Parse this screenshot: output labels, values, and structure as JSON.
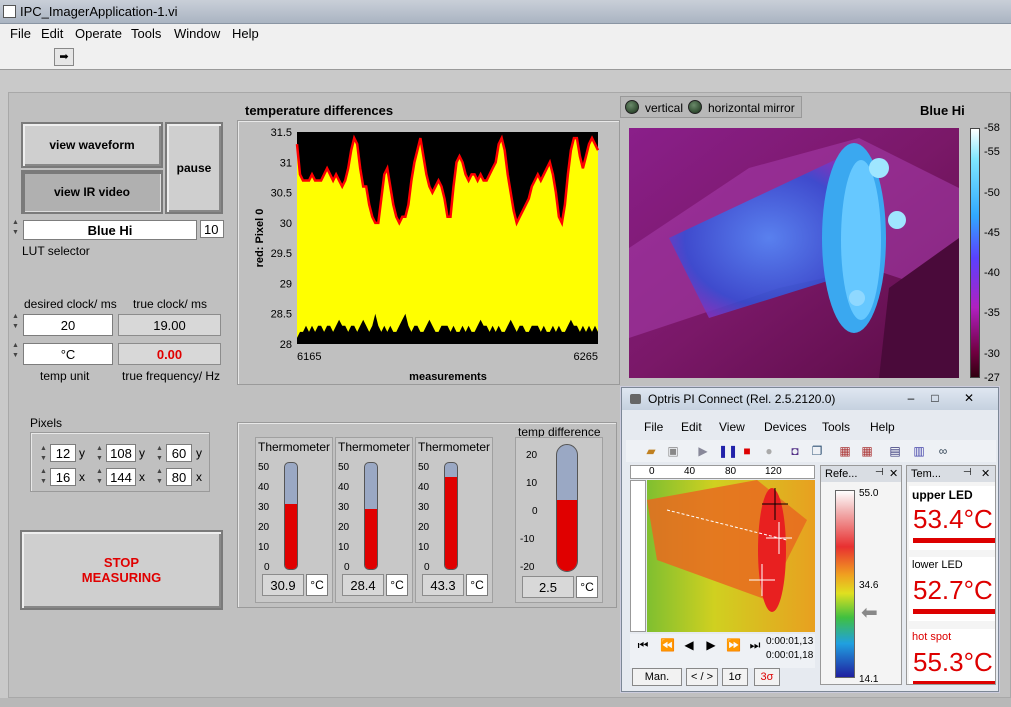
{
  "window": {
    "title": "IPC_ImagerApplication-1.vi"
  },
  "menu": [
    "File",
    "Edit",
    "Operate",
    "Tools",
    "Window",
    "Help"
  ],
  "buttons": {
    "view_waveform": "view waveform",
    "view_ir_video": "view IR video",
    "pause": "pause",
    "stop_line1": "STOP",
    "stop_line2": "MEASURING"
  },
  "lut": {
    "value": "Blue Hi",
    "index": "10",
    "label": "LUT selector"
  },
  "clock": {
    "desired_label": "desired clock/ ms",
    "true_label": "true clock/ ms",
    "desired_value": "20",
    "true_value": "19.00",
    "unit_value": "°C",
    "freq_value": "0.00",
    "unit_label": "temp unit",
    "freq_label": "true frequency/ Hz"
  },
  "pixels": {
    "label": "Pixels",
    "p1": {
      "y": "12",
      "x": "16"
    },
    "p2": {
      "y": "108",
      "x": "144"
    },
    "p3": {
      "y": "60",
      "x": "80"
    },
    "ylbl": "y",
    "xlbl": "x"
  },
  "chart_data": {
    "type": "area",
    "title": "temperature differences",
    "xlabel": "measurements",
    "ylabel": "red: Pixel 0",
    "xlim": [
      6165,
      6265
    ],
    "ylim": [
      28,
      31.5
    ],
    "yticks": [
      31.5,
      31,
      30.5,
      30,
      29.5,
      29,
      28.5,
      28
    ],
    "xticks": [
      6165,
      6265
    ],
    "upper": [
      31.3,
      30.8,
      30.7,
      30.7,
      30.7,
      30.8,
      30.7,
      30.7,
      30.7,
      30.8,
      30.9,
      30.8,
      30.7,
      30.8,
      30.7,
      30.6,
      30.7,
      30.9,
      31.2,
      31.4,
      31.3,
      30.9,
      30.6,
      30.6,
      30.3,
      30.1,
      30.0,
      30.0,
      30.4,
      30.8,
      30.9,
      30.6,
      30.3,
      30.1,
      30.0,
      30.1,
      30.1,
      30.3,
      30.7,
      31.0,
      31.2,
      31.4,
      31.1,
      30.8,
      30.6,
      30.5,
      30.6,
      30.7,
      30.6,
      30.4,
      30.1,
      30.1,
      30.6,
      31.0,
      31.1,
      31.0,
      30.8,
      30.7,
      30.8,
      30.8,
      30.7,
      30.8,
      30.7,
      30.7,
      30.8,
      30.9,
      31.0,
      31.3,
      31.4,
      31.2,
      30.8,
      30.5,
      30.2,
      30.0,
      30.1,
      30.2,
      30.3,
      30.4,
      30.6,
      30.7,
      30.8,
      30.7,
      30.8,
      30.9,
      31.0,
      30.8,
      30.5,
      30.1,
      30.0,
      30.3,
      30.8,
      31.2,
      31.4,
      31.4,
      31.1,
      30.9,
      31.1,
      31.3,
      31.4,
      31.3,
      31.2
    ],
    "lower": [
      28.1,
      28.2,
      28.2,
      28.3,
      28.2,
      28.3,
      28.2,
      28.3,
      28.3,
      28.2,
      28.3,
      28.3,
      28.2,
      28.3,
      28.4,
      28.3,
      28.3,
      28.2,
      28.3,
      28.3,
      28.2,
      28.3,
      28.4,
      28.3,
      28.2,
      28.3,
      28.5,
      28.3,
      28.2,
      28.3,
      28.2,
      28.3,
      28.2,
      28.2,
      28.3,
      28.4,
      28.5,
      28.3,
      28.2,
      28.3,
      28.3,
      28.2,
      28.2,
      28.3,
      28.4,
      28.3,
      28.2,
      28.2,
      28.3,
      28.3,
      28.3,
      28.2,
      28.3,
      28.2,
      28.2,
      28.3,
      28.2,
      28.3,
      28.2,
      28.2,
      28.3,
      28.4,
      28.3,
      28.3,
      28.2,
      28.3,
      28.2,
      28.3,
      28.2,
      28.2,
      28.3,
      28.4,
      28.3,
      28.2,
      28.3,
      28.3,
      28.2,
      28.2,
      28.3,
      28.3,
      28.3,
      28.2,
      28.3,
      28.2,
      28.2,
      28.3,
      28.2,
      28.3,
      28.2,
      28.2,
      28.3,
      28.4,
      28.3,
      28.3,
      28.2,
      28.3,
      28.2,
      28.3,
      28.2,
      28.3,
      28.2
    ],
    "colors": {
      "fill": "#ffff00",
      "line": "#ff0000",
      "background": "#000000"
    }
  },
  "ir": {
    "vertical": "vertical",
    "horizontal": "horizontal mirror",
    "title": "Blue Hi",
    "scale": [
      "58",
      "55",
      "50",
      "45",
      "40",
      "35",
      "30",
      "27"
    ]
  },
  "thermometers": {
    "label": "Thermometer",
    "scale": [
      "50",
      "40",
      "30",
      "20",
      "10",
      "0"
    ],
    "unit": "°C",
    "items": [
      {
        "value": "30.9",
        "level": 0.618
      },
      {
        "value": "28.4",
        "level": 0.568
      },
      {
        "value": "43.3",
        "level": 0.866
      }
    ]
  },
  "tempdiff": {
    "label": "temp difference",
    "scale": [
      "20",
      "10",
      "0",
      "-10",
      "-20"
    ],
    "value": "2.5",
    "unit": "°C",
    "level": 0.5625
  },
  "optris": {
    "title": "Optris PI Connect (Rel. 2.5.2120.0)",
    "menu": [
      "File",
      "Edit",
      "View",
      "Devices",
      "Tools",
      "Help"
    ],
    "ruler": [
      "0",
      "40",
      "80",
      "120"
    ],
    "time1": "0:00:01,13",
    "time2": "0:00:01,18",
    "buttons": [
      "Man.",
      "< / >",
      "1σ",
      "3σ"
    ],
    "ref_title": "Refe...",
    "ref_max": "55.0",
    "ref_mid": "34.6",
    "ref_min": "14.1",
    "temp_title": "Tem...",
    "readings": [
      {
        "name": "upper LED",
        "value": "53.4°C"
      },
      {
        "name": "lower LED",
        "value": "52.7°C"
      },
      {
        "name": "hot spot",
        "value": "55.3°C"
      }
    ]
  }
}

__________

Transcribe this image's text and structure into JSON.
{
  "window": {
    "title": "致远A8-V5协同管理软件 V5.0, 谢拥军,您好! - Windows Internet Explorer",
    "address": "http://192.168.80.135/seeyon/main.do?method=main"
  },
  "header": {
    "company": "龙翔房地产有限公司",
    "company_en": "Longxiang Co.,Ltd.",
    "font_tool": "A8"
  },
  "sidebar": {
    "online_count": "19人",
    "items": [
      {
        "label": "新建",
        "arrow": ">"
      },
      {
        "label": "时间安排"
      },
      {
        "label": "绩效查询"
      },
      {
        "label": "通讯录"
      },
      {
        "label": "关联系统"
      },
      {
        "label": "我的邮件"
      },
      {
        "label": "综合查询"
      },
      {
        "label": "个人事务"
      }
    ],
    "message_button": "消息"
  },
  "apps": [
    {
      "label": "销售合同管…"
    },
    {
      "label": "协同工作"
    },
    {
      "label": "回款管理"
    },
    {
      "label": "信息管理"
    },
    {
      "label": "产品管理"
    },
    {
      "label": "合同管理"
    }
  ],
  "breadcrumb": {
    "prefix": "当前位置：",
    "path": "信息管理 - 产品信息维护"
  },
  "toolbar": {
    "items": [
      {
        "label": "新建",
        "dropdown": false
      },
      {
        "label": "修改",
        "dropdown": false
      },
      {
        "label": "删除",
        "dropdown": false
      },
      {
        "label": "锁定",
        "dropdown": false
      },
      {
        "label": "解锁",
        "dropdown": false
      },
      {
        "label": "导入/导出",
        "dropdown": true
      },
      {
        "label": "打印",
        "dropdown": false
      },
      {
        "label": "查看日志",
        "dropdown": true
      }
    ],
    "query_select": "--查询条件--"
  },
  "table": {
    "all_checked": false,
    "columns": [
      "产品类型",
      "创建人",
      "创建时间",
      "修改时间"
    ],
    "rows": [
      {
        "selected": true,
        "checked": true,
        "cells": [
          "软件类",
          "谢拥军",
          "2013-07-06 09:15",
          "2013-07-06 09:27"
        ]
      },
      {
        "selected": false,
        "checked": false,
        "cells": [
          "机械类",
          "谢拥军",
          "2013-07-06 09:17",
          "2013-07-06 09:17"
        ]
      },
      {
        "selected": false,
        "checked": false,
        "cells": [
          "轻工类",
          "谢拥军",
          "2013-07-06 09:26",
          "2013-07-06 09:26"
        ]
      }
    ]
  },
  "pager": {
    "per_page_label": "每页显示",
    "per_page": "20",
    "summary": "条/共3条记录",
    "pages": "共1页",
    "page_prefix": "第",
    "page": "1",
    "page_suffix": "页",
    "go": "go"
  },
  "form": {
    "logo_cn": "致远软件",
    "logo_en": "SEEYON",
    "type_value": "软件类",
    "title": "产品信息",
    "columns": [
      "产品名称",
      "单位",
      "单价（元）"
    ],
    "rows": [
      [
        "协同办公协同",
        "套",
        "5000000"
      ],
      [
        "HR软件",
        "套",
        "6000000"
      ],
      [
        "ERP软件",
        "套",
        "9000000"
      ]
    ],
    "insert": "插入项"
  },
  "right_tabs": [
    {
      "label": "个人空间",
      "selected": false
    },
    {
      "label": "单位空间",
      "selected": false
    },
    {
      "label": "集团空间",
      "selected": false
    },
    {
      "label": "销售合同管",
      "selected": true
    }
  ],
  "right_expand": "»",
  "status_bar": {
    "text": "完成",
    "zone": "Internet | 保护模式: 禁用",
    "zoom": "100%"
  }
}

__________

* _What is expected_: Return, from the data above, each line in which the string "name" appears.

* _Output below_:
        "name": "upper LED",
        "name": "lower LED",
        "name": "hot spot",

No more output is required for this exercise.